I was reading a book about debt free church management recently. It spoke of wasted church resources. Apparently many churches go into severe debt for the construction of a building. A building that sits unoccupied for much of it's existence. Think about it - Sunday morning services, maybe Sunday and Wednesday evening. Let's say you have choir or praise team practice on Tuesday evenings for a couple hours, and maybe a Thursday evening men's group and ladies group. Let's say you are a very active church and have a singles group and maybe even something for the youth on Friday nights. Your building would still sit vacant for all of Monday, 20+ hours on Tuesdays, 20+ hours on Wednesdays, Thursdays, Fridays, all of Saturday, and maybe 16 hours of Sunday. Some churches try to balance it out by leasing out use of facilities, usually for a minimal donation, to other groups and organizations. Wouldn't it be neat if more than one church could SHARE a facility?!
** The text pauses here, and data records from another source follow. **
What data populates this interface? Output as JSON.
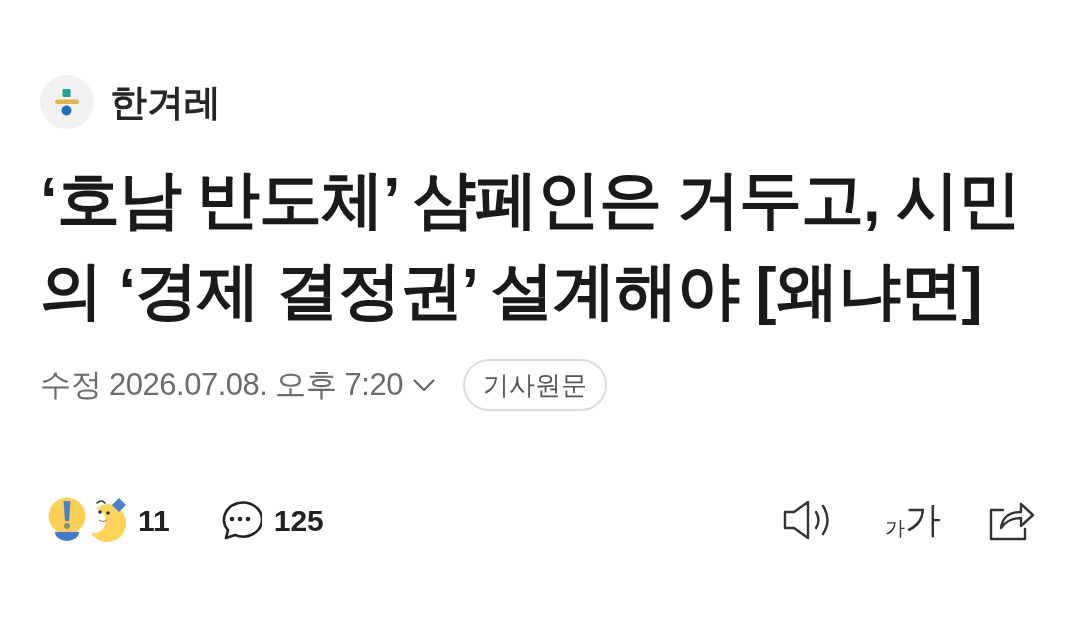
{
  "source": {
    "name": "한겨레"
  },
  "headline": "‘호남 반도체’ 샴페인은 거두고, 시민의 ‘경제 결정권’ 설계해야 [왜냐면]",
  "meta": {
    "timestamp": "수정 2026.07.08. 오후 7:20",
    "original_link": "기사원문"
  },
  "actions": {
    "reaction_count": "11",
    "comment_count": "125",
    "font_size": {
      "small": "가",
      "large": "가"
    }
  }
}
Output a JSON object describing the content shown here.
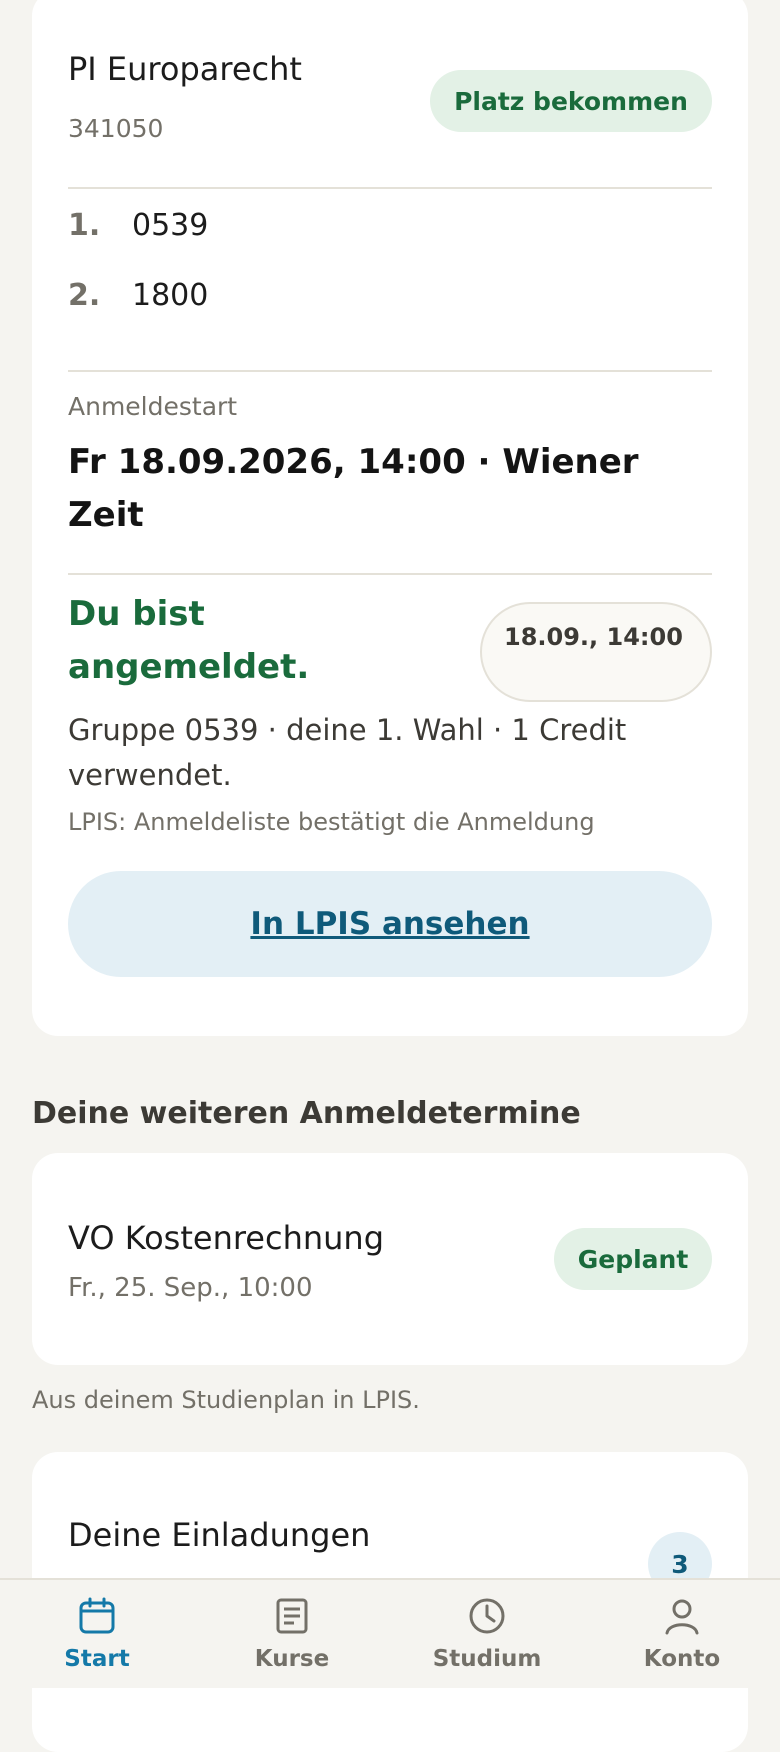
{
  "course": {
    "title": "PI Europarecht",
    "code": "341050",
    "status": "Platz bekommen",
    "groups": [
      {
        "rank": "1.",
        "value": "0539"
      },
      {
        "rank": "2.",
        "value": "1800"
      }
    ],
    "start_label": "Anmeldestart",
    "start_value": "Fr 18.09.2026, 14:00 · Wiener Zeit",
    "registered_text": "Du bist angemeldet.",
    "registered_date": "18.09., 14:00",
    "registered_detail": "Gruppe 0539 · deine 1. Wahl · 1 Credit verwendet.",
    "lpis_note": "LPIS: Anmeldeliste bestätigt die Anmeldung",
    "lpis_button": "In LPIS ansehen"
  },
  "more_appointments": {
    "heading": "Deine weiteren Anmeldetermine",
    "items": [
      {
        "title": "VO Kostenrechnung",
        "date": "Fr., 25. Sep., 10:00",
        "status": "Geplant"
      }
    ],
    "note": "Aus deinem Studienplan in LPIS."
  },
  "invites": {
    "title": "Deine Einladungen",
    "count": "3"
  },
  "nav": {
    "active": "start",
    "items": [
      {
        "id": "start",
        "label": "Start",
        "icon": "calendar-icon"
      },
      {
        "id": "kurse",
        "label": "Kurse",
        "icon": "document-icon"
      },
      {
        "id": "studium",
        "label": "Studium",
        "icon": "clock-icon"
      },
      {
        "id": "konto",
        "label": "Konto",
        "icon": "user-icon"
      }
    ]
  },
  "colors": {
    "accent": "#1479a8",
    "success": "#1a6b3c",
    "background": "#f5f4f0"
  }
}
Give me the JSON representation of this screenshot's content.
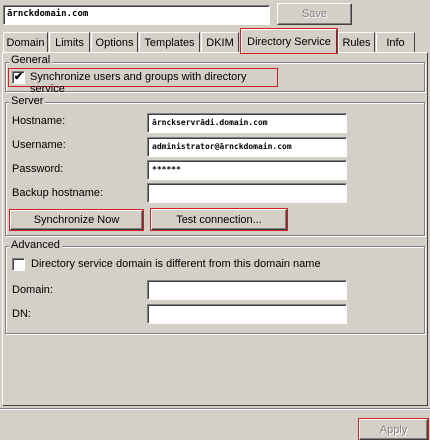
{
  "header": {
    "domain_value": "ārnckdomain.com",
    "save_label": "Save"
  },
  "tabs": [
    {
      "label": "Domain"
    },
    {
      "label": "Limits"
    },
    {
      "label": "Options"
    },
    {
      "label": "Templates"
    },
    {
      "label": "DKIM"
    },
    {
      "label": "Directory Service",
      "active": true
    },
    {
      "label": "Rules"
    },
    {
      "label": "Info"
    }
  ],
  "general": {
    "title": "General",
    "sync_label": "Synchronize users and groups with directory service",
    "sync_checked": true
  },
  "server": {
    "title": "Server",
    "hostname_label": "Hostname:",
    "hostname_value": "ārnckservrādi.domain.com",
    "username_label": "Username:",
    "username_value": "administrator@ārnckdomain.com",
    "password_label": "Password:",
    "password_value": "******",
    "backup_label": "Backup hostname:",
    "backup_value": "",
    "sync_now_label": "Synchronize Now",
    "test_label": "Test connection..."
  },
  "advanced": {
    "title": "Advanced",
    "diff_label": "Directory service domain is different from this domain name",
    "diff_checked": false,
    "domain_label": "Domain:",
    "domain_value": "",
    "dn_label": "DN:",
    "dn_value": ""
  },
  "footer": {
    "apply_label": "Apply"
  },
  "colors": {
    "highlight": "#d21f1f",
    "face": "#d4d0c8"
  }
}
What about us? How many of us have a truck in our household, just for those instances when we need to haul stuff? How about a lawnmower? We use ours two hours a week (if it doesn't rain) for all but about 4 months of a year. The rest of the time is sits idle, gathering spider webs. How many of us have a garage full of tools, which we need and use, but only occasionally? What if we could pool our resources and have a truck at our disposal, a lawnmower (we could get a better one together), tools, etc. that we could SHARE. We may even, inadvertently create opportunities for fellowship. 'You need the truck to go pick up some lumber? I need some shingles. Why don't we go together.' or 'You are using the tools to work on your car? I need to change my oil. Why don't I help you get finished quicker, and you can help me. And as an added bonus, sharing resources makes us better stewards or this environment we were given to manage - fewer vehicle emissions, fewer items to fill landfills, etc.
It is my desire to be a good steward of everything God entrusts to my care. I don't always make the right choices, but I have found that the better job I do managing, the more he blesses me to manage. Jesus gave us some management training in a few of the parables he delivered to his listeners. See Matthew 25:14-30 to read the Parable of the Talents, Luke 16 to read the Parable of the Shrewd Manager, and Luke 19:11-27 to read the Parable of the Ten Minas. Jesus thought it important to instruct us on the finer points of management. Maybe we should not only store these teachings in our heart, but start putting them into practice. Now, managers, lets go out and change the world!